### Assigned task
Would you please copy every line below that includes the string "source"?

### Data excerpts
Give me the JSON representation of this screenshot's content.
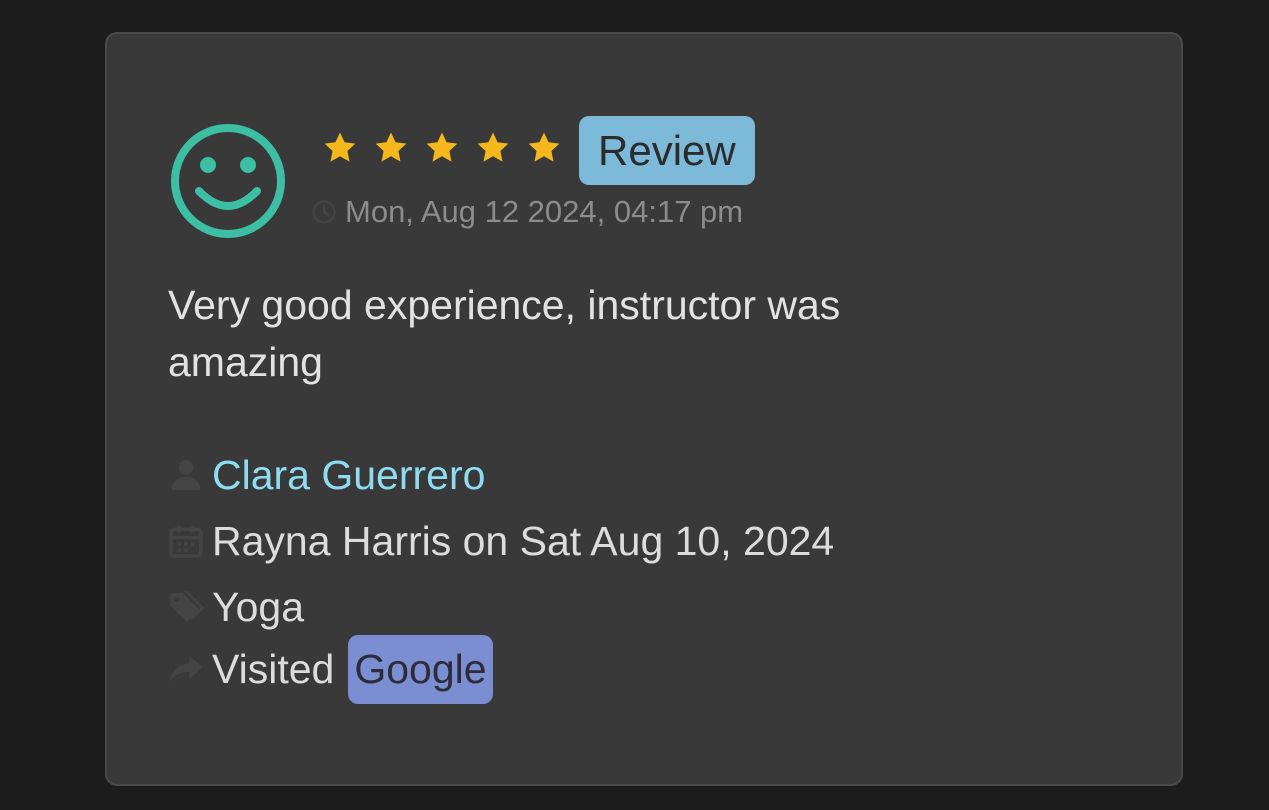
{
  "review": {
    "rating": 5,
    "max_rating": 5,
    "type_badge": "Review",
    "timestamp": "Mon, Aug 12 2024, 04:17 pm",
    "text": "Very good experience, instructor was amazing",
    "customer_name": "Clara Guerrero",
    "booking": "Rayna Harris on Sat Aug 10, 2024",
    "category": "Yoga",
    "visited_label": "Visited",
    "source": "Google"
  },
  "icons": {
    "avatar": "smiley-face-icon",
    "time": "clock-icon",
    "customer": "user-icon",
    "booking": "calendar-icon",
    "category": "tag-icon",
    "source": "share-arrow-icon"
  },
  "colors": {
    "background": "#1c1c1d",
    "card": "#393939",
    "avatar": "#3cbfa3",
    "star": "#f5b81c",
    "review_badge": "#7db9d8",
    "google_badge": "#7b8ed2",
    "link": "#8fdcf2"
  }
}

### Solution to the exercise
    "source": "Google"
    "source": "share-arrow-icon"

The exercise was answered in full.